I Call Her Joy
I had many reasons to be happy that day, but …

I was in a bad mood.

The fact that I was in a bad mood is just ridiculous since I was 5 years old and at the Feast of Tabernacles in Chattanooga, Tennessee. I was attending the Feast with my family, I was able to play with friends every day, and I received many little presents. I had absolutely no excuse to be in a bad attitude. But nevertheless, I was—just like many other 5-year-olds that have had to wait longer than what seemed necessary to go to the pool. In my mind, I definitely thought that jumping in a pool was more important than the rest of the family talking to brethren after services. So, with an annoyed thump, I sat in a chair and waited with proverbial flies swarming around my rotten attitude.

I waited.

And I waited.

And I kept waiting.

What was, in reality, 30 minutes felt like 3 hours to my bored little self. I watched as couples, elderly and families with little babies packed up their belongings and left the meeting venue. I wished I was every single one of those people. At least they get to leave when they want. Needless to say, my attitude was continuing to decay by the second. By this time, proverbial raccoons were gathering nearby, ready to dive into my stinking trashcan of selfishness.
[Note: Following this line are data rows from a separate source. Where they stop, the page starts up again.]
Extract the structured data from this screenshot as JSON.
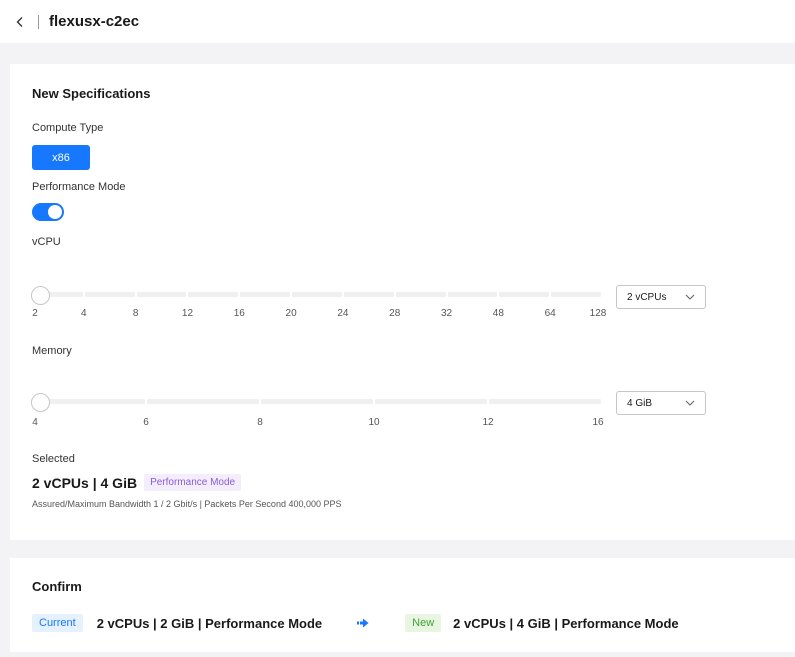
{
  "header": {
    "title": "flexusx-c2ec"
  },
  "spec": {
    "title": "New Specifications",
    "compute_type": {
      "label": "Compute Type",
      "options": [
        "x86"
      ],
      "selected": "x86"
    },
    "performance_mode": {
      "label": "Performance Mode",
      "enabled": true
    },
    "vcpu": {
      "label": "vCPU",
      "ticks": [
        "2",
        "4",
        "8",
        "12",
        "16",
        "20",
        "24",
        "28",
        "32",
        "48",
        "64",
        "128"
      ],
      "value_index": 0,
      "select_value": "2 vCPUs"
    },
    "memory": {
      "label": "Memory",
      "ticks": [
        "4",
        "6",
        "8",
        "10",
        "12",
        "16"
      ],
      "value_index": 0,
      "select_value": "4 GiB"
    },
    "selected": {
      "label": "Selected",
      "value": "2 vCPUs | 4 GiB",
      "tag": "Performance Mode",
      "bandwidth_text": "Assured/Maximum Bandwidth  1 / 2 Gbit/s  |  Packets Per Second  400,000 PPS"
    }
  },
  "confirm": {
    "title": "Confirm",
    "current_tag": "Current",
    "current_value": "2 vCPUs | 2 GiB | Performance Mode",
    "new_tag": "New",
    "new_value": "2 vCPUs | 4 GiB | Performance Mode"
  },
  "colors": {
    "accent": "#1677ff",
    "purple_tag": "#8a5cd6",
    "green_tag": "#3ea238"
  },
  "icons": {
    "back": "chevron-left-icon",
    "dropdown": "chevron-down-icon",
    "arrow": "arrow-right-icon"
  }
}
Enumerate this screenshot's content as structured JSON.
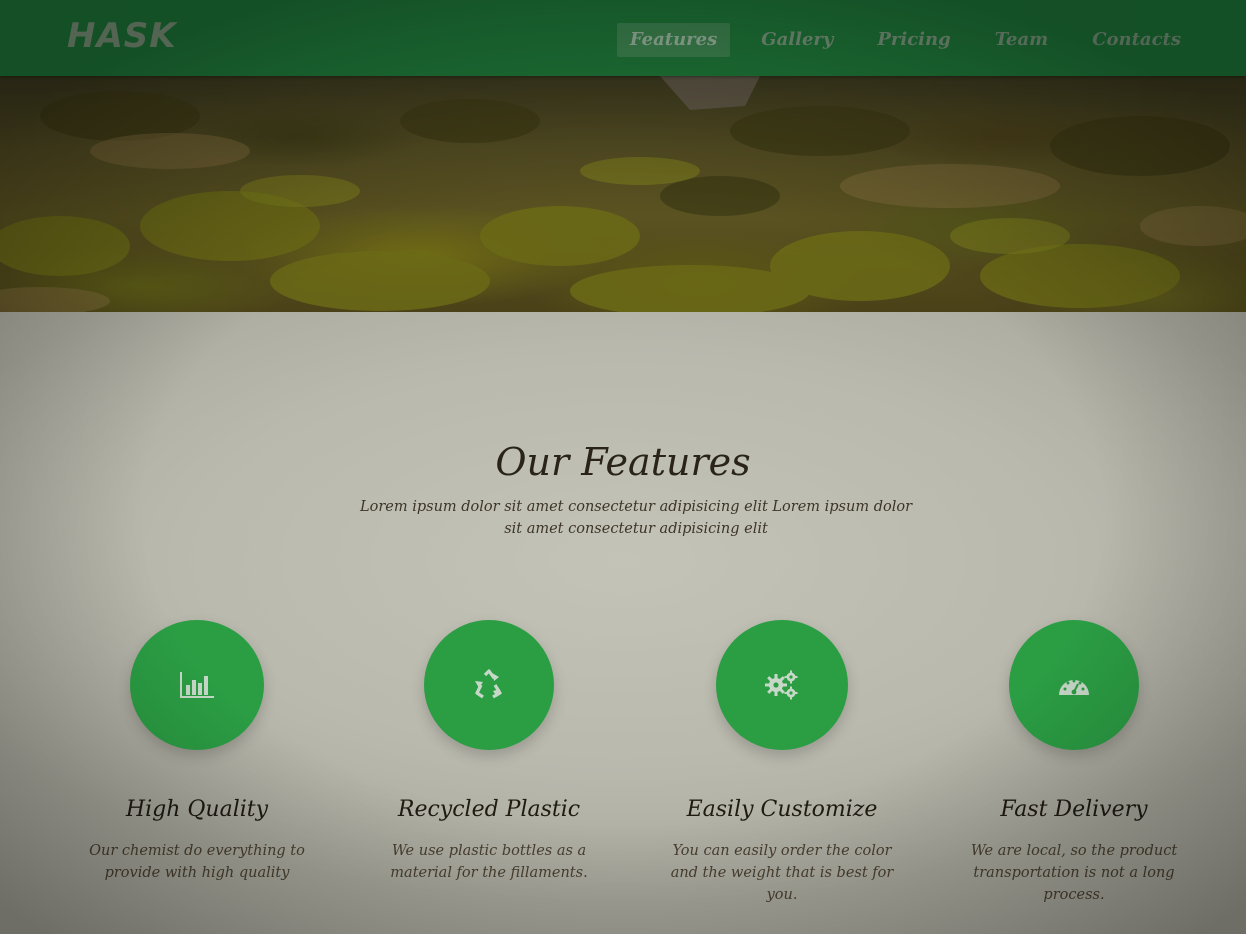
{
  "nav": {
    "brand": "HASK",
    "links": [
      {
        "label": "Features",
        "active": true
      },
      {
        "label": "Gallery",
        "active": false
      },
      {
        "label": "Pricing",
        "active": false
      },
      {
        "label": "Team",
        "active": false
      },
      {
        "label": "Contacts",
        "active": false
      }
    ]
  },
  "features_section": {
    "title": "Our Features",
    "subtitle": "Lorem ipsum dolor sit amet consectetur adipisicing elit Lorem ipsum dolor sit amet consectetur adipisicing elit",
    "items": [
      {
        "icon": "bar-chart-icon",
        "title": "High Quality",
        "description": "Our chemist do everything to provide with high quality"
      },
      {
        "icon": "recycle-icon",
        "title": "Recycled Plastic",
        "description": "We use plastic bottles as a material for the fillaments."
      },
      {
        "icon": "gears-icon",
        "title": "Easily Customize",
        "description": "You can easily order the color and the weight that is best for you."
      },
      {
        "icon": "speedometer-icon",
        "title": "Fast Delivery",
        "description": "We are local, so the product transportation is not a long process."
      }
    ]
  },
  "colors": {
    "navbar": "#1f7a3a",
    "accent_green": "#2b9e44",
    "background": "#b9b9ae"
  }
}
All of this because of a pool and all the fun I thought I was missing.

My eyes kept scanning the room as I enviously watched other people leave. Then I saw something that stopped my wandering sights. An elderly couple, most likely grandparents, were giving a little girl and boy each an envelope. The children gleefully hugged their grandparents and turned toward their parents to present to them what they had just received. The little girl, who was probably a year or so younger than I, looked up from the envelope and caught my stare. She flashed a huge smile and came running in my direction. When she reached me, she held up a $1 bill.

“Look what I just got! Mommy and Daddy said that I have to be careful with how I spend it. But isn’t it exciting?!” She looked so happy. But more than that, she looked thankful.

My rotten attitude took a turn for the worse: “Oh yeah? Well I have $10!”

The little girl’s smile immediately vanished from her face. She stared at me, looked down at her dollar bill, and then turned and walked away.

Regret immediately crashed over me, washing away the rotten stink that had hovered around me for an hour. I watched the little girl walk back to her parents. Her parents looked at me, gently took her hand, and walked away. I never saw her again.

I felt horrible. I wanted to go apologize to her, but by the time I worked up the courage, she was already gone. That was so mean. Why did I do that? I didn’t even know her! I sat there and thought about what had just happened, but I never understood what had happened thoroughly until I got much older.

I was at God’s Feast of Tabernacles. I was with my whole family and God’s chosen people, celebrating one of the most joyous occasions of the year. Yet what was I thinking about? Me. I suppose the attitude I had is not at all uncommon within the realm of 5-year-olds, but my attitude did affect someone else negatively. I’m sure God didn’t appreciate me having a bad attitude in the first place, but I’m positive He didn’t like my willingness to strip someone else’s joy away from them when they were beaming with gratitude.

That little girl had the attitude I should have had. She received a little, but she exuded a lot of thanks. She was happy with where she was and what she had received. I saw her thank her grandparents; she wasn’t too focused on her money to forget about them. She immediately and genuinely thanked them for her gift. Her attitude was genuine.

This is a memory I think about quite frequently. It’s something that has taught me a valuable lesson: Be thankful for what you have. Yes, I was in a bad attitude over not being able to go to the pool. But the real problem was my lack of thankfulness. I had many reasons to be happy that day, but I had let my selfishness consume the joy that God commands us to have at His Feast of Tabernacles (Deuteronomy 16:14).

As I sat in that chair, I realized how bad my attitude had been. I stood up and walked over to my parents, grabbed one of each of their hands and looked up and smiled, happy to wait next to both of my loving parents. When I really think about it, I have been blessed beyond measure. It’s so easy to get wrapped up in what we want and forget about everything that our loving Father has given us. What He has given us far outweighs what we don’t have. Ephesians 5:20 tells us to give thanks to God always for all things.

I still have no idea who that little girl was, but I hope one day I can meet her. I call her Joy because of the attitude of pure joy and thankfulness she exuded at that Feast. I plan on apologizing to her and then telling her how much of an impact she has had on me. Fifteen years later, her attitude still remains clear and timeless in my memory. I will always be thankful for her example.